- Alice generates a ‘for publication to company’ label with associated public/private key.
- Alice issues policies for N-1 people allowing them to access documents encrypted under the ‘for publication to company’.
- Alice encrypts the company handbook under the ‘for publication to company’ public key.
- When other staff access the document the capsule associated with the company handbook would need to be regenerated as required.
For your HR scenario, the steps are correct. However, for step #4 in our terminology, we would say that each member of the staff would need to get the capsule re-encrypted (NOT 'regenerated’) for them.
Would this place an administrative burden on Alice’s (and other staff members) in managing the various keys and polices as people leave/join the company, particularly if N is large?
When someone joins, Alice would simply need to issue a policy for that particular person - all other previously existing policies remain valid. When some leaves, Alice would just delete the policy for that particular person - and again all other previously existing policies remain valid.

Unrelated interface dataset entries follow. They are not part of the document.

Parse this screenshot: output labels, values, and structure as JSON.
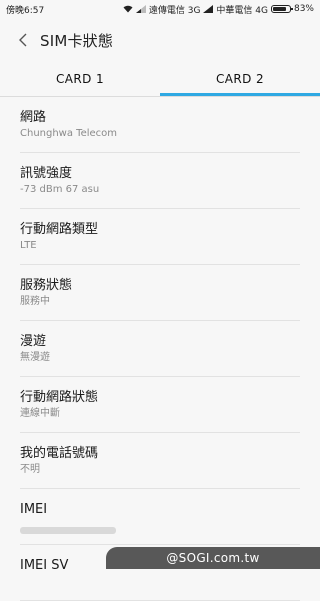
{
  "statusbar": {
    "time": "傍晚6:57",
    "carrier1": "遠傳電信 3G",
    "carrier2": "中華電信 4G",
    "battery": "83%",
    "battery_level": 0.83
  },
  "header": {
    "title": "SIM卡狀態"
  },
  "tabs": [
    {
      "label": "CARD 1"
    },
    {
      "label": "CARD 2"
    }
  ],
  "items": [
    {
      "label": "網路",
      "value": "Chunghwa Telecom"
    },
    {
      "label": "訊號強度",
      "value": "-73 dBm 67 asu"
    },
    {
      "label": "行動網路類型",
      "value": "LTE"
    },
    {
      "label": "服務狀態",
      "value": "服務中"
    },
    {
      "label": "漫遊",
      "value": "無漫遊"
    },
    {
      "label": "行動網路狀態",
      "value": "連線中斷"
    },
    {
      "label": "我的電話號碼",
      "value": "不明"
    },
    {
      "label": "IMEI"
    },
    {
      "label": "IMEI SV"
    }
  ],
  "watermark": "@SOGI.com.tw"
}
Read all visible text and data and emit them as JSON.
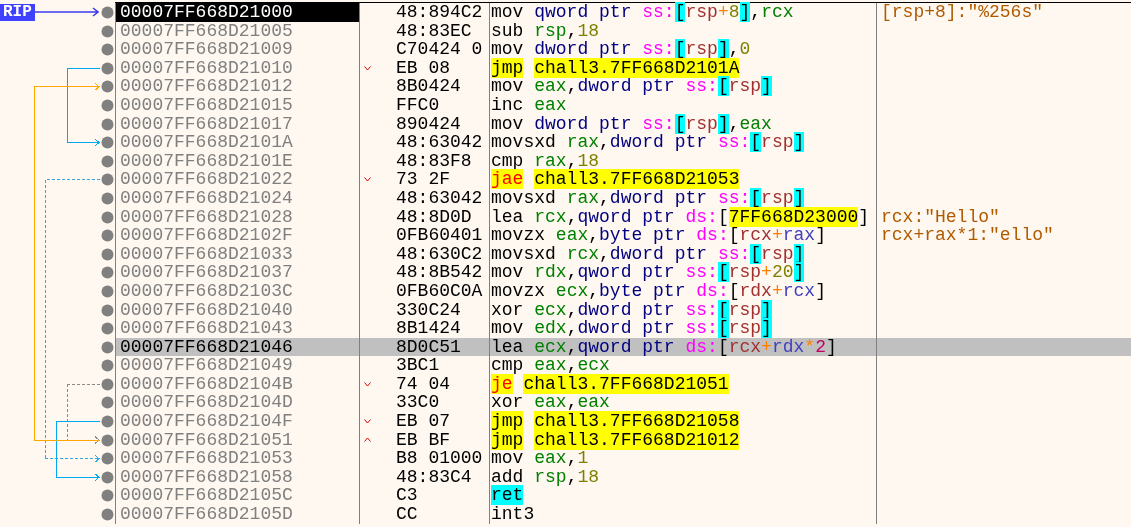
{
  "rows": [
    {
      "label": "RIP",
      "address": "00007FF668D21000",
      "bytes": "48:894C2",
      "selected": true,
      "highlighted": false,
      "tokens": [
        {
          "kind": "m",
          "text": "mov"
        },
        {
          "kind": "sz",
          "text": "qword ptr"
        },
        {
          "kind": "seg",
          "text": "ss:"
        },
        {
          "kind": "bk",
          "text": "["
        },
        {
          "kind": "base",
          "text": "rsp"
        },
        {
          "kind": "op",
          "text": "+"
        },
        {
          "kind": "num",
          "text": "8"
        },
        {
          "kind": "bk",
          "text": "]"
        },
        {
          "kind": "p",
          "text": ","
        },
        {
          "kind": "reg",
          "text": "rcx"
        }
      ],
      "comment": "[rsp+8]:\"%256s\""
    },
    {
      "address": "00007FF668D21005",
      "bytes": "48:83EC",
      "selected": false,
      "highlighted": false,
      "tokens": [
        {
          "kind": "m",
          "text": "sub"
        },
        {
          "kind": "reg",
          "text": "rsp"
        },
        {
          "kind": "p",
          "text": ","
        },
        {
          "kind": "num",
          "text": "18"
        }
      ]
    },
    {
      "address": "00007FF668D21009",
      "bytes": "C70424 0",
      "selected": false,
      "highlighted": false,
      "tokens": [
        {
          "kind": "m",
          "text": "mov"
        },
        {
          "kind": "sz",
          "text": "dword ptr"
        },
        {
          "kind": "seg",
          "text": "ss:"
        },
        {
          "kind": "bk",
          "text": "["
        },
        {
          "kind": "base",
          "text": "rsp"
        },
        {
          "kind": "bk",
          "text": "]"
        },
        {
          "kind": "p",
          "text": ","
        },
        {
          "kind": "num",
          "text": "0"
        }
      ]
    },
    {
      "address": "00007FF668D21010",
      "bytes": "EB 08",
      "selected": false,
      "highlighted": false,
      "jump": {
        "dashed": false,
        "color": "#00a8f0"
      },
      "tokens": [
        {
          "kind": "jmp",
          "text": "jmp"
        },
        {
          "kind": "tgt",
          "text": "chall3.7FF668D2101A"
        }
      ]
    },
    {
      "address": "00007FF668D21012",
      "bytes": "8B0424",
      "selected": false,
      "highlighted": false,
      "tokens": [
        {
          "kind": "m",
          "text": "mov"
        },
        {
          "kind": "reg",
          "text": "eax"
        },
        {
          "kind": "p",
          "text": ","
        },
        {
          "kind": "sz",
          "text": "dword ptr"
        },
        {
          "kind": "seg",
          "text": "ss:"
        },
        {
          "kind": "bk",
          "text": "["
        },
        {
          "kind": "base",
          "text": "rsp"
        },
        {
          "kind": "bk",
          "text": "]"
        }
      ]
    },
    {
      "address": "00007FF668D21015",
      "bytes": "FFC0",
      "selected": false,
      "highlighted": false,
      "tokens": [
        {
          "kind": "m",
          "text": "inc"
        },
        {
          "kind": "reg",
          "text": "eax"
        }
      ]
    },
    {
      "address": "00007FF668D21017",
      "bytes": "890424",
      "selected": false,
      "highlighted": false,
      "tokens": [
        {
          "kind": "m",
          "text": "mov"
        },
        {
          "kind": "sz",
          "text": "dword ptr"
        },
        {
          "kind": "seg",
          "text": "ss:"
        },
        {
          "kind": "bk",
          "text": "["
        },
        {
          "kind": "base",
          "text": "rsp"
        },
        {
          "kind": "bk",
          "text": "]"
        },
        {
          "kind": "p",
          "text": ","
        },
        {
          "kind": "reg",
          "text": "eax"
        }
      ]
    },
    {
      "address": "00007FF668D2101A",
      "bytes": "48:63042",
      "selected": false,
      "highlighted": false,
      "tokens": [
        {
          "kind": "m",
          "text": "movsxd"
        },
        {
          "kind": "reg",
          "text": "rax"
        },
        {
          "kind": "p",
          "text": ","
        },
        {
          "kind": "sz",
          "text": "dword ptr"
        },
        {
          "kind": "seg",
          "text": "ss:"
        },
        {
          "kind": "bk",
          "text": "["
        },
        {
          "kind": "base",
          "text": "rsp"
        },
        {
          "kind": "bk",
          "text": "]"
        }
      ]
    },
    {
      "address": "00007FF668D2101E",
      "bytes": "48:83F8",
      "selected": false,
      "highlighted": false,
      "tokens": [
        {
          "kind": "m",
          "text": "cmp"
        },
        {
          "kind": "reg",
          "text": "rax"
        },
        {
          "kind": "p",
          "text": ","
        },
        {
          "kind": "num",
          "text": "18"
        }
      ]
    },
    {
      "address": "00007FF668D21022",
      "bytes": "73 2F",
      "selected": false,
      "highlighted": false,
      "jump": {
        "dashed": true,
        "color": "#30a8e8"
      },
      "tokens": [
        {
          "kind": "jcc",
          "text": "jae"
        },
        {
          "kind": "tgt",
          "text": "chall3.7FF668D21053"
        }
      ]
    },
    {
      "address": "00007FF668D21024",
      "bytes": "48:63042",
      "selected": false,
      "highlighted": false,
      "tokens": [
        {
          "kind": "m",
          "text": "movsxd"
        },
        {
          "kind": "reg",
          "text": "rax"
        },
        {
          "kind": "p",
          "text": ","
        },
        {
          "kind": "sz",
          "text": "dword ptr"
        },
        {
          "kind": "seg",
          "text": "ss:"
        },
        {
          "kind": "bk",
          "text": "["
        },
        {
          "kind": "base",
          "text": "rsp"
        },
        {
          "kind": "bk",
          "text": "]"
        }
      ]
    },
    {
      "address": "00007FF668D21028",
      "bytes": "48:8D0D",
      "selected": false,
      "highlighted": false,
      "tokens": [
        {
          "kind": "m",
          "text": "lea"
        },
        {
          "kind": "reg",
          "text": "rcx"
        },
        {
          "kind": "p",
          "text": ","
        },
        {
          "kind": "sz",
          "text": "qword ptr"
        },
        {
          "kind": "seg",
          "text": "ds:"
        },
        {
          "kind": "b",
          "text": "["
        },
        {
          "kind": "addr",
          "text": "7FF668D23000"
        },
        {
          "kind": "b",
          "text": "]"
        }
      ],
      "comment": "rcx:\"Hello\""
    },
    {
      "address": "00007FF668D2102F",
      "bytes": "0FB60401",
      "selected": false,
      "highlighted": false,
      "tokens": [
        {
          "kind": "m",
          "text": "movzx"
        },
        {
          "kind": "reg",
          "text": "eax"
        },
        {
          "kind": "p",
          "text": ","
        },
        {
          "kind": "sz",
          "text": "byte ptr"
        },
        {
          "kind": "seg",
          "text": "ds:"
        },
        {
          "kind": "b",
          "text": "["
        },
        {
          "kind": "base",
          "text": "rcx"
        },
        {
          "kind": "op",
          "text": "+"
        },
        {
          "kind": "idx",
          "text": "rax"
        },
        {
          "kind": "b",
          "text": "]"
        }
      ],
      "comment": "rcx+rax*1:\"ello\""
    },
    {
      "address": "00007FF668D21033",
      "bytes": "48:630C2",
      "selected": false,
      "highlighted": false,
      "tokens": [
        {
          "kind": "m",
          "text": "movsxd"
        },
        {
          "kind": "reg",
          "text": "rcx"
        },
        {
          "kind": "p",
          "text": ","
        },
        {
          "kind": "sz",
          "text": "dword ptr"
        },
        {
          "kind": "seg",
          "text": "ss:"
        },
        {
          "kind": "bk",
          "text": "["
        },
        {
          "kind": "base",
          "text": "rsp"
        },
        {
          "kind": "bk",
          "text": "]"
        }
      ]
    },
    {
      "address": "00007FF668D21037",
      "bytes": "48:8B542",
      "selected": false,
      "highlighted": false,
      "tokens": [
        {
          "kind": "m",
          "text": "mov"
        },
        {
          "kind": "reg",
          "text": "rdx"
        },
        {
          "kind": "p",
          "text": ","
        },
        {
          "kind": "sz",
          "text": "qword ptr"
        },
        {
          "kind": "seg",
          "text": "ss:"
        },
        {
          "kind": "bk",
          "text": "["
        },
        {
          "kind": "base",
          "text": "rsp"
        },
        {
          "kind": "op",
          "text": "+"
        },
        {
          "kind": "num",
          "text": "20"
        },
        {
          "kind": "bk",
          "text": "]"
        }
      ]
    },
    {
      "address": "00007FF668D2103C",
      "bytes": "0FB60C0A",
      "selected": false,
      "highlighted": false,
      "tokens": [
        {
          "kind": "m",
          "text": "movzx"
        },
        {
          "kind": "reg",
          "text": "ecx"
        },
        {
          "kind": "p",
          "text": ","
        },
        {
          "kind": "sz",
          "text": "byte ptr"
        },
        {
          "kind": "seg",
          "text": "ds:"
        },
        {
          "kind": "b",
          "text": "["
        },
        {
          "kind": "base",
          "text": "rdx"
        },
        {
          "kind": "op",
          "text": "+"
        },
        {
          "kind": "idx",
          "text": "rcx"
        },
        {
          "kind": "b",
          "text": "]"
        }
      ]
    },
    {
      "address": "00007FF668D21040",
      "bytes": "330C24",
      "selected": false,
      "highlighted": false,
      "tokens": [
        {
          "kind": "m",
          "text": "xor"
        },
        {
          "kind": "reg",
          "text": "ecx"
        },
        {
          "kind": "p",
          "text": ","
        },
        {
          "kind": "sz",
          "text": "dword ptr"
        },
        {
          "kind": "seg",
          "text": "ss:"
        },
        {
          "kind": "bk",
          "text": "["
        },
        {
          "kind": "base",
          "text": "rsp"
        },
        {
          "kind": "bk",
          "text": "]"
        }
      ]
    },
    {
      "address": "00007FF668D21043",
      "bytes": "8B1424",
      "selected": false,
      "highlighted": false,
      "tokens": [
        {
          "kind": "m",
          "text": "mov"
        },
        {
          "kind": "reg",
          "text": "edx"
        },
        {
          "kind": "p",
          "text": ","
        },
        {
          "kind": "sz",
          "text": "dword ptr"
        },
        {
          "kind": "seg",
          "text": "ss:"
        },
        {
          "kind": "bk",
          "text": "["
        },
        {
          "kind": "base",
          "text": "rsp"
        },
        {
          "kind": "bk",
          "text": "]"
        }
      ]
    },
    {
      "address": "00007FF668D21046",
      "bytes": "8D0C51",
      "selected": false,
      "highlighted": true,
      "tokens": [
        {
          "kind": "m",
          "text": "lea"
        },
        {
          "kind": "reg",
          "text": "ecx"
        },
        {
          "kind": "p",
          "text": ","
        },
        {
          "kind": "sz",
          "text": "qword ptr"
        },
        {
          "kind": "seg",
          "text": "ds:"
        },
        {
          "kind": "b",
          "text": "["
        },
        {
          "kind": "base",
          "text": "rcx"
        },
        {
          "kind": "op",
          "text": "+"
        },
        {
          "kind": "idx",
          "text": "rdx"
        },
        {
          "kind": "op",
          "text": "*"
        },
        {
          "kind": "scale",
          "text": "2"
        },
        {
          "kind": "b",
          "text": "]"
        }
      ]
    },
    {
      "address": "00007FF668D21049",
      "bytes": "3BC1",
      "selected": false,
      "highlighted": false,
      "tokens": [
        {
          "kind": "m",
          "text": "cmp"
        },
        {
          "kind": "reg",
          "text": "eax"
        },
        {
          "kind": "p",
          "text": ","
        },
        {
          "kind": "reg",
          "text": "ecx"
        }
      ]
    },
    {
      "address": "00007FF668D2104B",
      "bytes": "74 04",
      "selected": false,
      "highlighted": false,
      "jump": {
        "dashed": true,
        "color": "#8a8a8a"
      },
      "tokens": [
        {
          "kind": "jcc",
          "text": "je"
        },
        {
          "kind": "tgt",
          "text": "chall3.7FF668D21051"
        }
      ]
    },
    {
      "address": "00007FF668D2104D",
      "bytes": "33C0",
      "selected": false,
      "highlighted": false,
      "tokens": [
        {
          "kind": "m",
          "text": "xor"
        },
        {
          "kind": "reg",
          "text": "eax"
        },
        {
          "kind": "p",
          "text": ","
        },
        {
          "kind": "reg",
          "text": "eax"
        }
      ]
    },
    {
      "address": "00007FF668D2104F",
      "bytes": "EB 07",
      "selected": false,
      "highlighted": false,
      "jump": {
        "dashed": false,
        "color": "#00a8f0"
      },
      "tokens": [
        {
          "kind": "jmp",
          "text": "jmp"
        },
        {
          "kind": "tgt",
          "text": "chall3.7FF668D21058"
        }
      ]
    },
    {
      "address": "00007FF668D21051",
      "bytes": "EB BF",
      "selected": false,
      "highlighted": false,
      "jump": {
        "dashed": false,
        "color": "#ffa500"
      },
      "tokens": [
        {
          "kind": "jmp",
          "text": "jmp"
        },
        {
          "kind": "tgt",
          "text": "chall3.7FF668D21012"
        }
      ]
    },
    {
      "address": "00007FF668D21053",
      "bytes": "B8 01000",
      "selected": false,
      "highlighted": false,
      "tokens": [
        {
          "kind": "m",
          "text": "mov"
        },
        {
          "kind": "reg",
          "text": "eax"
        },
        {
          "kind": "p",
          "text": ","
        },
        {
          "kind": "num",
          "text": "1"
        }
      ]
    },
    {
      "address": "00007FF668D21058",
      "bytes": "48:83C4",
      "selected": false,
      "highlighted": false,
      "tokens": [
        {
          "kind": "m",
          "text": "add"
        },
        {
          "kind": "reg",
          "text": "rsp"
        },
        {
          "kind": "p",
          "text": ","
        },
        {
          "kind": "num",
          "text": "18"
        }
      ]
    },
    {
      "address": "00007FF668D2105C",
      "bytes": "C3",
      "selected": false,
      "highlighted": false,
      "tokens": [
        {
          "kind": "ret",
          "text": "ret"
        }
      ]
    },
    {
      "address": "00007FF668D2105D",
      "bytes": "CC",
      "selected": false,
      "highlighted": false,
      "tokens": [
        {
          "kind": "m",
          "text": "int3"
        }
      ]
    }
  ]
}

Alice is simply managing the issuance and revocation of policies. This is how you ensure that data owners maintain ultimate control over their data.
Of course, infrastructure can be built so that profiles of staff members, that include their public keys could be provided so that Alice can easily grant access to them. That would, however, be a layer built on top of the NuCypher Network.
Suppose Bob joins the company - does everybody need to create policies to add Bob, or is there some central mechanism for this to automatically add a policy for Bob to access Alice’s ‘for publication to company’ documents (which sounds very much like a master key and so I would be doubtful about this).
Only the data owner who wants to share data would need to issue a policy for Bob, everyone else who is a consumer of the data would have to do nothing extra.
The usual approach would be to introduce ‘group’ public/private keys, in this case a ‘company group’
That can be done, but in that case, each staff member would require access to the ‘group’ private key which is not ideal. Even worse, if a staff member leaves the company and has knowledge of the private key, you could have a data breach on your hands. To prevent that, you would then have to revoke access to the old group key and re-issue a new policy to a new group key, and then share that group key with the remaining staff members. This is essentially the shortcoming of plain old public-key cryptography.
The idea being that the membership of the ‘company group’ could be centrally managed via policies by single person (HR I guess in this case) making Alice’s and everybody else’s life easier.
As mentioned above, I think that tooling and infrastructure can be built on top of the NuCypher Network to make the administration part easier for individuals - our philosophy has always been to have the data owner dictate who can/can’t access their data. Group policy/key type practices can definitely be incorporated into our workflow, but you should consider what level of security is desired for the use case.